Activity -> The answer must consist of every line from the data that holds the string "JSON".
--- Provided data ---
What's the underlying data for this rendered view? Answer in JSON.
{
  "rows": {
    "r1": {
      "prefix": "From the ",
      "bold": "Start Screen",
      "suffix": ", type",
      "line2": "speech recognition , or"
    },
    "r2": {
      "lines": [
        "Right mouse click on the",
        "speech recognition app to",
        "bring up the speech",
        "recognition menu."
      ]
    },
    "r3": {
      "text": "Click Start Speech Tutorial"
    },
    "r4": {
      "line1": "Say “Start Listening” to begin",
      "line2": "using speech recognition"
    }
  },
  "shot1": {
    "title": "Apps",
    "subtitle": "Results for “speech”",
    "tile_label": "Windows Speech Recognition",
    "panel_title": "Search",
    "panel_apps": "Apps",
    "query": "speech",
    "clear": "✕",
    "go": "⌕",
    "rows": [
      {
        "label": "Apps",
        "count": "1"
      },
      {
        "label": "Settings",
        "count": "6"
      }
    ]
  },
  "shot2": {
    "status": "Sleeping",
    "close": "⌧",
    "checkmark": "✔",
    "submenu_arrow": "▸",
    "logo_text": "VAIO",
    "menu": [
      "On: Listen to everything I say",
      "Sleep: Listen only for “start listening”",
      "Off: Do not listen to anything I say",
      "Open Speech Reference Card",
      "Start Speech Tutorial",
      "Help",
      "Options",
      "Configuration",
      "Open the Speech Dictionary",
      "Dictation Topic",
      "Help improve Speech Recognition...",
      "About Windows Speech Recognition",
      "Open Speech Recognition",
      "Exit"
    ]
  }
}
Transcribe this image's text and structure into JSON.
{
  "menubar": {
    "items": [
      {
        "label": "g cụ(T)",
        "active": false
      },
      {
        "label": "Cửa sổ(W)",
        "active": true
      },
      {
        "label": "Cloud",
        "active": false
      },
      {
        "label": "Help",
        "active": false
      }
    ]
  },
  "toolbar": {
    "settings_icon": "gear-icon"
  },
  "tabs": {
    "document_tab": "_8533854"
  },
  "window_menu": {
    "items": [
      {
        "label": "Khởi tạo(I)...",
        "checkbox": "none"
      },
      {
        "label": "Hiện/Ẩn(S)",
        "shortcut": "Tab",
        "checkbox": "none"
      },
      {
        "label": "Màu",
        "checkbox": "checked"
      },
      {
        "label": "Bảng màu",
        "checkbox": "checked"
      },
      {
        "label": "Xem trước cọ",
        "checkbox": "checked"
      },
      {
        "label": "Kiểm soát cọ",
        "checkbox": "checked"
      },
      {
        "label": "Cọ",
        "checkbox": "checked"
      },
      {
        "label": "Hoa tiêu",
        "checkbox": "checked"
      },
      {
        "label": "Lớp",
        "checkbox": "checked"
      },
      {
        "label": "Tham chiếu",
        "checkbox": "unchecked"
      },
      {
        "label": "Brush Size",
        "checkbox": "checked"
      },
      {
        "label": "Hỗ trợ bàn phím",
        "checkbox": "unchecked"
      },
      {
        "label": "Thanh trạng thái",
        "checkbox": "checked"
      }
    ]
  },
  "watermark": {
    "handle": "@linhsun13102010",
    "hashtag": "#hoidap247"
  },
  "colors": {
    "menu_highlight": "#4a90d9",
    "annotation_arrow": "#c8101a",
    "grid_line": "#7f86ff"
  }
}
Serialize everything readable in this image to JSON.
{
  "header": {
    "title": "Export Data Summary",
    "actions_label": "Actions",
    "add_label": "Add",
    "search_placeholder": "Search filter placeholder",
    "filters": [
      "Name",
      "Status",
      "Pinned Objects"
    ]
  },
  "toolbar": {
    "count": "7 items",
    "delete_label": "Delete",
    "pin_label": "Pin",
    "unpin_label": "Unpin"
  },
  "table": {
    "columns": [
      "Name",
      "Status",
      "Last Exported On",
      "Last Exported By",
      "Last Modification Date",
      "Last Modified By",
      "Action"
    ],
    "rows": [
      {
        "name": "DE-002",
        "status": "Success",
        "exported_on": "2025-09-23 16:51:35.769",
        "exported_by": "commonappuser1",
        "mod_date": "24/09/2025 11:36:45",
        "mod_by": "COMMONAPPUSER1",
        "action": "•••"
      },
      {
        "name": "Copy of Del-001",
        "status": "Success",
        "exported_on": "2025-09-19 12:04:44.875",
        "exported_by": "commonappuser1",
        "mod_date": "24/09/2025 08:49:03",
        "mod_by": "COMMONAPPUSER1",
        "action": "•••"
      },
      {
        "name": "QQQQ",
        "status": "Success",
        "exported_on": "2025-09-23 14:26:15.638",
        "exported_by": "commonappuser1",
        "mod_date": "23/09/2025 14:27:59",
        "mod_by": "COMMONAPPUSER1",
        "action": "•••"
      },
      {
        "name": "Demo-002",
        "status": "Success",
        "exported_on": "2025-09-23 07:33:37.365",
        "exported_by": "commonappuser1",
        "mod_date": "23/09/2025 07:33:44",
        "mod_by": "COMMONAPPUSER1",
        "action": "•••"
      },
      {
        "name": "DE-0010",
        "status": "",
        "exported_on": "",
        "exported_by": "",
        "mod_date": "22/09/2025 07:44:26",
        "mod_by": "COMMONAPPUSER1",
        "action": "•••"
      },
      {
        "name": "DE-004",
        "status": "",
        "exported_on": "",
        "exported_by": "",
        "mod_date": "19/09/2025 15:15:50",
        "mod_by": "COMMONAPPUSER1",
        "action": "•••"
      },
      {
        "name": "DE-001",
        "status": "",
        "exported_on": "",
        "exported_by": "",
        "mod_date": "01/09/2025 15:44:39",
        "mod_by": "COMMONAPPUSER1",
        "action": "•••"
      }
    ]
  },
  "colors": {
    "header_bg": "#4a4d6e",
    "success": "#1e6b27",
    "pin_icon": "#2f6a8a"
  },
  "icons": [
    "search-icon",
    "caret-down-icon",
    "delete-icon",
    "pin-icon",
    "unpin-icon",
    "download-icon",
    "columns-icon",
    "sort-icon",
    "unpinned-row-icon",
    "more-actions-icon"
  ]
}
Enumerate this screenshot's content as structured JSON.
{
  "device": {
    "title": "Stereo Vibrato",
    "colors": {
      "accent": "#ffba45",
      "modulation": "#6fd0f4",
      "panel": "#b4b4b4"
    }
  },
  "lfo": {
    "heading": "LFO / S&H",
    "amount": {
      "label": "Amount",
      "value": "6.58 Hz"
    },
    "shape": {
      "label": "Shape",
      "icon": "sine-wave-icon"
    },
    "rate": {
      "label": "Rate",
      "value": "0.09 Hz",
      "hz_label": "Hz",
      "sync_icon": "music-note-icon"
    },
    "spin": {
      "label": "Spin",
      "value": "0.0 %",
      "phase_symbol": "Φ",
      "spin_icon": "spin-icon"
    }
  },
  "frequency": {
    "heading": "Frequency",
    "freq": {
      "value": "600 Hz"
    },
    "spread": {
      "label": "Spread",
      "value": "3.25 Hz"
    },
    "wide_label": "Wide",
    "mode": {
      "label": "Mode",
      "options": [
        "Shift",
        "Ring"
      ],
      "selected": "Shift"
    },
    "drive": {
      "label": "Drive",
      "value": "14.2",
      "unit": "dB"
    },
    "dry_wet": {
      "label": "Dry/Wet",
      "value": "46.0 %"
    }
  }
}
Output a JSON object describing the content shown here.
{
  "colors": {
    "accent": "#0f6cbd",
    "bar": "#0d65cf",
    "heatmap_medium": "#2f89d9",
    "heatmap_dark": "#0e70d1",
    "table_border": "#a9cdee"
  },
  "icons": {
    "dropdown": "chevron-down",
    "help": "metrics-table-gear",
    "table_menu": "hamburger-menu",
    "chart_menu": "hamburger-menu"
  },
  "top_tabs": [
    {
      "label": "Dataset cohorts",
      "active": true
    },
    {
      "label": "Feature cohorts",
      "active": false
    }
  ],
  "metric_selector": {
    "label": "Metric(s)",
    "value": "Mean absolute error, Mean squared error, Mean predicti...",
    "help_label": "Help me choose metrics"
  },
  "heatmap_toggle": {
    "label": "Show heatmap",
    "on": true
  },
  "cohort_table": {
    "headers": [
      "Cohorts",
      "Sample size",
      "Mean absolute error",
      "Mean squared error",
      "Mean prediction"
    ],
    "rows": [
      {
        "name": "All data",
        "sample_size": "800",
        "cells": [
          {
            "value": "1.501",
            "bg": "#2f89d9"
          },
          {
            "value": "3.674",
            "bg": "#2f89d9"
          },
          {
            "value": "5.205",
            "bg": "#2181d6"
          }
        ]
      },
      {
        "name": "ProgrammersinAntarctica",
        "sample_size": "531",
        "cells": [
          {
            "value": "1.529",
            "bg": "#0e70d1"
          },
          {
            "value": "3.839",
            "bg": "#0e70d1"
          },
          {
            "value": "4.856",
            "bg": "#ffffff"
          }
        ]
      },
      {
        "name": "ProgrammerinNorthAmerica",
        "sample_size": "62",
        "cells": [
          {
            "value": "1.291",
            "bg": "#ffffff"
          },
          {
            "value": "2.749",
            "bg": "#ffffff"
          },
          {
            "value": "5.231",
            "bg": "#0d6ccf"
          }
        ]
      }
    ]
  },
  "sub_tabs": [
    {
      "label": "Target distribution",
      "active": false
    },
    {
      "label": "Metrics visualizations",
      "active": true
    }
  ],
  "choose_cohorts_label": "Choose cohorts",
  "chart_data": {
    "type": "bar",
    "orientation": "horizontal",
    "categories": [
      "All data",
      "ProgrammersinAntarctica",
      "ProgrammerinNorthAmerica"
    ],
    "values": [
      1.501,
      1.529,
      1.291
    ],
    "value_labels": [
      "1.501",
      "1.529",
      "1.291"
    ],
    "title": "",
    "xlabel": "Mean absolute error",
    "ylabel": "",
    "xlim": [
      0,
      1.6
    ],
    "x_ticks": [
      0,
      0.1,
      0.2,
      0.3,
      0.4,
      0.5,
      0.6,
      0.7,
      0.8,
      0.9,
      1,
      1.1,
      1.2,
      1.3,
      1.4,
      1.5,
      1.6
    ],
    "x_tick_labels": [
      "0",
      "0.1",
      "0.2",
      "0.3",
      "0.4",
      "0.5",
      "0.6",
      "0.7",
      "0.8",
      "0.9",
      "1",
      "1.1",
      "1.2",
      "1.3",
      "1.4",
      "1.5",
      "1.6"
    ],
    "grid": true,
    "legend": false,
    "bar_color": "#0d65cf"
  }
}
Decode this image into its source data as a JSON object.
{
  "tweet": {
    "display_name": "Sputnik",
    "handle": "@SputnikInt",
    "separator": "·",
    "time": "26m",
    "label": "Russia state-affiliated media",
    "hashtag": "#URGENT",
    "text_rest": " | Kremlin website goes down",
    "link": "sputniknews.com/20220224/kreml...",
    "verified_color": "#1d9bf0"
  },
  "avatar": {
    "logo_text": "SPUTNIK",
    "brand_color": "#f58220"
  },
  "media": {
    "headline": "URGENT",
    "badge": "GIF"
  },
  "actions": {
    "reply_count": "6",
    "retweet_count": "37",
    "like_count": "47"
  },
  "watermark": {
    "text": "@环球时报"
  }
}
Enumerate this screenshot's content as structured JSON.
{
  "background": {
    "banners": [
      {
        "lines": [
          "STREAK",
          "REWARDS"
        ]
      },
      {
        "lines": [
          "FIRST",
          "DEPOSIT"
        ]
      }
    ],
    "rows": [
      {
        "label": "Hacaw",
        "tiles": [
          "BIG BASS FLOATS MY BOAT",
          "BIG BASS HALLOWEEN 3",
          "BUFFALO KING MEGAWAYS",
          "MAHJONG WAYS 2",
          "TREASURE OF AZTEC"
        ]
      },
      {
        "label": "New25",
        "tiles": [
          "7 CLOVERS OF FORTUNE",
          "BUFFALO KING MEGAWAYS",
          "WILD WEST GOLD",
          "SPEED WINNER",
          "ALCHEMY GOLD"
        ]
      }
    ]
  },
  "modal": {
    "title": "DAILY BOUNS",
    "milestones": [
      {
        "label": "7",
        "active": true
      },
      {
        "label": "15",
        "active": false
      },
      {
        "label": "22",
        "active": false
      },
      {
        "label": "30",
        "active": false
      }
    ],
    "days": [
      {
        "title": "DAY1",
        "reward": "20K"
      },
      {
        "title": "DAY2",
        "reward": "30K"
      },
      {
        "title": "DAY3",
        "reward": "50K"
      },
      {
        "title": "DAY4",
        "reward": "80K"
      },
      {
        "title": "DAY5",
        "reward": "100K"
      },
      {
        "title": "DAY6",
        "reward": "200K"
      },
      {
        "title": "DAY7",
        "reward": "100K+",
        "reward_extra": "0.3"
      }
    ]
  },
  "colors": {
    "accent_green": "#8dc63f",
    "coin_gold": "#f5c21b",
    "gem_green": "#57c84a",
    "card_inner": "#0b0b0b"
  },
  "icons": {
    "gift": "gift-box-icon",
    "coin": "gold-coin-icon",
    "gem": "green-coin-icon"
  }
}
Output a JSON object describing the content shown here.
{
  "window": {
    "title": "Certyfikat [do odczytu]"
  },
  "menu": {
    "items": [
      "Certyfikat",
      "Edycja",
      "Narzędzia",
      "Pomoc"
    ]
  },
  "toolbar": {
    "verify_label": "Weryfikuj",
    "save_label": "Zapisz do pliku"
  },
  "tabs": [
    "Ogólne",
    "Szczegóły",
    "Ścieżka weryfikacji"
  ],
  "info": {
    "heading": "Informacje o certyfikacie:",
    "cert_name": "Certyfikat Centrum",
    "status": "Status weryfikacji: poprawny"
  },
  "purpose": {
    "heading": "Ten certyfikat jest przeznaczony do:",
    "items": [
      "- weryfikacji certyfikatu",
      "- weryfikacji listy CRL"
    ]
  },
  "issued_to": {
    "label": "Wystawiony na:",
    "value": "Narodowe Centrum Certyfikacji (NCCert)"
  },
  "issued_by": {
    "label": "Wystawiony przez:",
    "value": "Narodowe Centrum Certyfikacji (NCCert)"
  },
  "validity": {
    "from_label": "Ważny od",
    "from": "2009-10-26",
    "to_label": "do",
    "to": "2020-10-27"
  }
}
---
Solution for this problem ->
What's the underlying data for this rendered view? Answer in JSON.
Transcribe this image's text and structure into JSON.
Serialize everything readable in this image to JSON.
Enumerate this screenshot's content as structured JSON.
Output a JSON object describing the content shown here.
Decode this image into its source data as a JSON object.
Enumerate this screenshot's content as structured JSON.
Output a JSON object describing the content shown here.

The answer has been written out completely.